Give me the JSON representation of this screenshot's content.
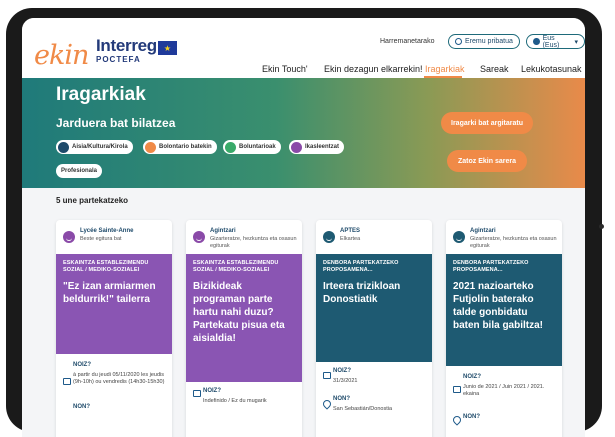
{
  "header": {
    "logo_ekin": "ekin",
    "logo_interreg": "Interreg",
    "logo_poctefa": "POCTEFA",
    "top_links": {
      "contact": "Harremanetarako"
    },
    "private_area": "Eremu pribatua",
    "language": "Eus (Eus)",
    "nav": [
      "Ekin Touch'",
      "Ekin dezagun elkarrekin!",
      "Iragarkiak",
      "Sareak",
      "Lekukotasunak"
    ],
    "active_nav": "Iragarkiak"
  },
  "hero": {
    "title": "Iragarkiak",
    "subtitle": "Jarduera bat bilatzea",
    "filters": [
      {
        "label": "Aisia/Kultura/Kirola",
        "color": "#1e4a6a"
      },
      {
        "label": "Bolontario batekin",
        "color": "#f08a47"
      },
      {
        "label": "Boluntarioak",
        "color": "#3aaa6a"
      },
      {
        "label": "Ikasleentzat",
        "color": "#8a4aa8"
      },
      {
        "label": "Profesionala",
        "color": "#ffffff"
      }
    ],
    "publish_button": "Iragarki bat argitaratu",
    "join_button": "Zatoz Ekin sarera"
  },
  "results": {
    "count_text": "5 une partekatzeko"
  },
  "cards": [
    {
      "org": "Lycée Sainte-Anne",
      "org_sub": "Beste egitura bat",
      "avatar_color": "#8a4aa8",
      "body_color": "#8a55b3",
      "category": "ESKAINTZA ESTABLEZIMENDU SOZIAL / MEDIKO-SOZIALEI",
      "title": "\"Ez izan armiarmen beldurrik!\" tailerra",
      "when_label": "NOIZ?",
      "when_value": "à partir du jeudi 05/11/2020 les jeudis (9h-10h) ou vendredis (14h30-15h30)",
      "where_label": "NON?"
    },
    {
      "org": "Agintzari",
      "org_sub": "Gizarteratze, hezkuntza eta osasun egiturak",
      "avatar_color": "#8a4aa8",
      "body_color": "#8a55b3",
      "category": "ESKAINTZA ESTABLEZIMENDU SOZIAL / MEDIKO-SOZIALEI",
      "title": "Bizikideak programan parte hartu nahi duzu? Partekatu pisua eta aisialdia!",
      "when_label": "NOIZ?",
      "when_value": "Indefinido / Ez du mugarik",
      "where_label": ""
    },
    {
      "org": "APTES",
      "org_sub": "Elkartea",
      "avatar_color": "#1e5a72",
      "body_color": "#1e5a72",
      "category": "DENBORA PARTEKATZEKO PROPOSAMENA...",
      "title": "Irteera trizikloan Donostiatik",
      "when_label": "NOIZ?",
      "when_value": "31/3/2021",
      "where_label": "NON?",
      "where_value": "San Sebastián/Donostia"
    },
    {
      "org": "Agintzari",
      "org_sub": "Gizarteratze, hezkuntza eta osasun egiturak",
      "avatar_color": "#1e5a72",
      "body_color": "#1e5a72",
      "category": "DENBORA PARTEKATZEKO PROPOSAMENA...",
      "title": "2021 nazioarteko Futjolin baterako talde gonbidatu baten bila gabiltza!",
      "when_label": "NOIZ?",
      "when_value": "Junio de 2021 / Juin 2021 / 2021. ekaina",
      "where_label": "NON?"
    }
  ]
}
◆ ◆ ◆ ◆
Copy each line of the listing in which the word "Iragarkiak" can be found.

      "Iragarkiak",
    "active_nav": "Iragarkiak"
    "title": "Iragarkiak",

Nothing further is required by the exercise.